Founded in 1998 in California as a search engine tech company, Google has entered into many markets outside of its core business. Google began its work with automated vehicles (AV) in 2009. By 2016, their test vehicle drove more than 1.4 million miles on public roads autonomously according to Continental. They are committed to commercialize a fully automated car by 2017. This goal is also pushing faster development of automation technologies and corporate partnerships to put these vehicles to commercial use.
Comerica Bank reported that Google has invested $75 million in a Trenton, MI plant for the development of automated driving technologies. Their underlying theory is that computers can operated a vehicle better than humans. Among its recent technology developments include Android Auto, which is the ‘non-operating system’…system. It is a secondary interface or HMI layer that sits on top of the operating system that is dashboard-friendly for infotainment in cars.

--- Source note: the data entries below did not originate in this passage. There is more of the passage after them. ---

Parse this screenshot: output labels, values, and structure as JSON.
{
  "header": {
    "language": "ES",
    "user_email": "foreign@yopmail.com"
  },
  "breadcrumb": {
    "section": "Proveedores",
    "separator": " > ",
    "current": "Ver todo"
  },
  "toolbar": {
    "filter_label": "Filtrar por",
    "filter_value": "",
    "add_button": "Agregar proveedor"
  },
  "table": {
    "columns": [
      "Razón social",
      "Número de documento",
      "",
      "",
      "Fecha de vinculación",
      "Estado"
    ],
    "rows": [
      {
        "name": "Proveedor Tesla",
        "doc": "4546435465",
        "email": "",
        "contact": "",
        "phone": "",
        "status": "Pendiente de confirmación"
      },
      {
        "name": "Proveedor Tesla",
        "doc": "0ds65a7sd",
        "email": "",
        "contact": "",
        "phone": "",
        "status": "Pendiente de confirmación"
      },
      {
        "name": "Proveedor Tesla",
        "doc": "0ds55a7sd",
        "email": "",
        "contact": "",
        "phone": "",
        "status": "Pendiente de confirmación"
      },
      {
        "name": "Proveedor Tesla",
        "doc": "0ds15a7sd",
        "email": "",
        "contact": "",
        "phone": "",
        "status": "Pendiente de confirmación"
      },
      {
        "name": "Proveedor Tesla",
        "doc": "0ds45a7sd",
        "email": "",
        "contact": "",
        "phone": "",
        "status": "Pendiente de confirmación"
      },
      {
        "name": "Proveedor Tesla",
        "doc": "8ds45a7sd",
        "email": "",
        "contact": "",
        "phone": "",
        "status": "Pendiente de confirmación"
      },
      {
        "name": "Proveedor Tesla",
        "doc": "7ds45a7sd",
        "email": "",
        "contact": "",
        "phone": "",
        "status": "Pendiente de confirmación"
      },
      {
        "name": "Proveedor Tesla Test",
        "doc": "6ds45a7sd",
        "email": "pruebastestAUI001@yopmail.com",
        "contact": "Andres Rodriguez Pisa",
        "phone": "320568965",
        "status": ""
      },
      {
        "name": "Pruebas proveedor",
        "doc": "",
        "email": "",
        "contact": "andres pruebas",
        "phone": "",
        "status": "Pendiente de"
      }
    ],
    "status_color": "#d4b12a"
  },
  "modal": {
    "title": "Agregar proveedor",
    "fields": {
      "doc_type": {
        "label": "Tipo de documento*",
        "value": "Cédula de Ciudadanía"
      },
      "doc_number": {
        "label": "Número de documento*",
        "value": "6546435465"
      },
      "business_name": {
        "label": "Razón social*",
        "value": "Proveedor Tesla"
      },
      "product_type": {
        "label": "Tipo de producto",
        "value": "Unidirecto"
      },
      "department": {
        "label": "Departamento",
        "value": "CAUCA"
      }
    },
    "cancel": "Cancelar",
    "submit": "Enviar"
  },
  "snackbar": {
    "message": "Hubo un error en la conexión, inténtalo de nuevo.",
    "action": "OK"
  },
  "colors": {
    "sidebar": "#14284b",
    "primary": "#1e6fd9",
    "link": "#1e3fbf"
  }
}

In 2016, Google announced the Self-Driving Coalition for Safer Streets to lobby for uniform regulations across states.